• _Activity_: Every line below must come back exactly as it stands, with the images omitted.
___ Source records ___
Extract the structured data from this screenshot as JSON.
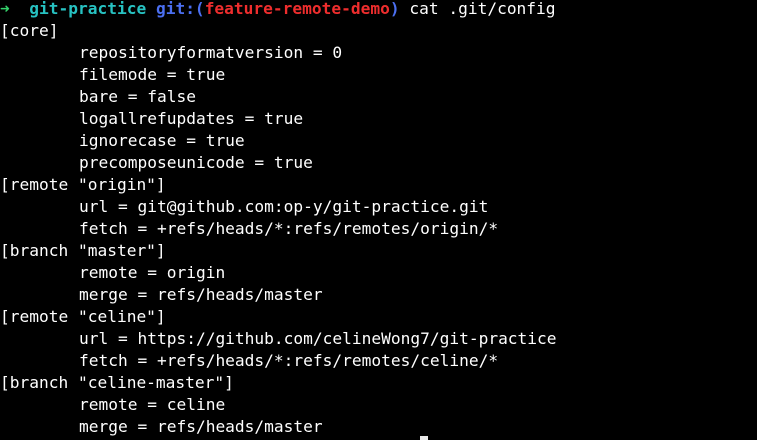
{
  "prompt": {
    "arrow": "➜",
    "directory": "git-practice",
    "git_label": "git:(",
    "branch": "feature-remote-demo",
    "git_close": ")",
    "command": "cat .git/config"
  },
  "output": {
    "core_header": "[core]",
    "core": [
      "repositoryformatversion = 0",
      "filemode = true",
      "bare = false",
      "logallrefupdates = true",
      "ignorecase = true",
      "precomposeunicode = true"
    ],
    "remote_origin_header": "[remote \"origin\"]",
    "remote_origin": [
      "url = git@github.com:op-y/git-practice.git",
      "fetch = +refs/heads/*:refs/remotes/origin/*"
    ],
    "branch_master_header": "[branch \"master\"]",
    "branch_master": [
      "remote = origin",
      "merge = refs/heads/master"
    ],
    "remote_celine_header": "[remote \"celine\"]",
    "remote_celine": [
      "url = https://github.com/celineWong7/git-practice",
      "fetch = +refs/heads/*:refs/remotes/celine/*"
    ],
    "branch_celine_master_header": "[branch \"celine-master\"]",
    "branch_celine_master": [
      "remote = celine",
      "merge = refs/heads/master"
    ]
  },
  "colors": {
    "background": "#000000",
    "text": "#ffffff",
    "arrow": "#34d36b",
    "directory": "#27c2c2",
    "git_label": "#4b6ff0",
    "branch": "#ee2d2d"
  }
}
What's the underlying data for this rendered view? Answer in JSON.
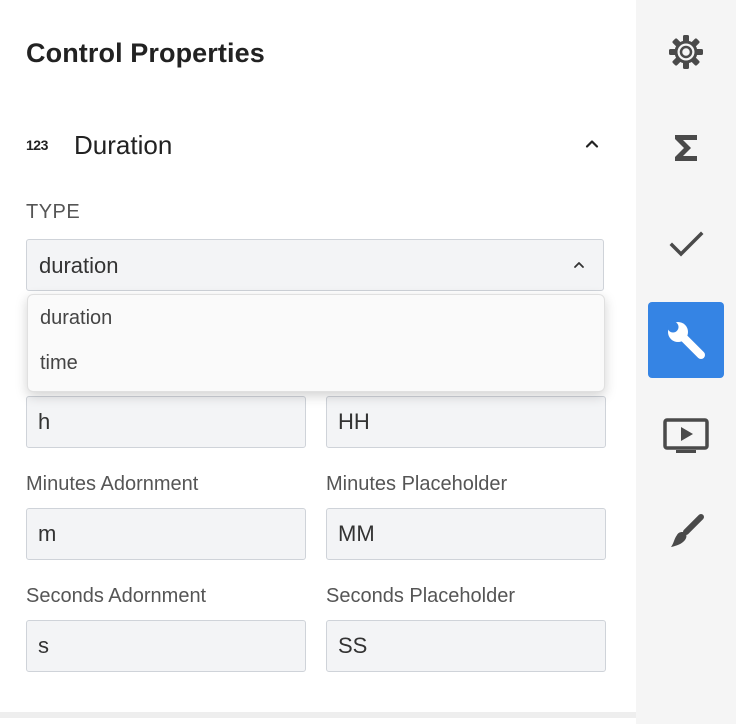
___
• _Output below_:
Extract the structured data from this screenshot as JSON.
{
  "prompt": {
    "arrow": "➜",
    "directory": "git-practice",
    "git_label": "git:(",
    "branch": "feature-remote-demo",
    "git_close": ")",
    "command": "cat .git/config"
  },
  "output": {
    "core_header": "[core]",
    "core": [
      "repositoryformatversion = 0",
      "filemode = true",
      "bare = false",
      "logallrefupdates = true",
      "ignorecase = true",
      "precomposeunicode = true"
    ],
    "remote_origin_header": "[remote \"origin\"]",
    "remote_origin": [
      "url = git@github.com:op-y/git-practice.git",
      "fetch = +refs/heads/*:refs/remotes/origin/*"
    ],
    "branch_master_header": "[branch \"master\"]",
    "branch_master": [
      "remote = origin",
      "merge = refs/heads/master"
    ],
    "remote_celine_header": "[remote \"celine\"]",
    "remote_celine": [
      "url = https://github.com/celineWong7/git-practice",
      "fetch = +refs/heads/*:refs/remotes/celine/*"
    ],
    "branch_celine_master_header": "[branch \"celine-master\"]",
    "branch_celine_master": [
      "remote = celine",
      "merge = refs/heads/master"
    ]
  },
  "colors": {
    "background": "#000000",
    "text": "#ffffff",
    "arrow": "#34d36b",
    "directory": "#27c2c2",
    "git_label": "#4b6ff0",
    "branch": "#ee2d2d"
  }
}
What's the underlying data for this rendered view? Answer in JSON.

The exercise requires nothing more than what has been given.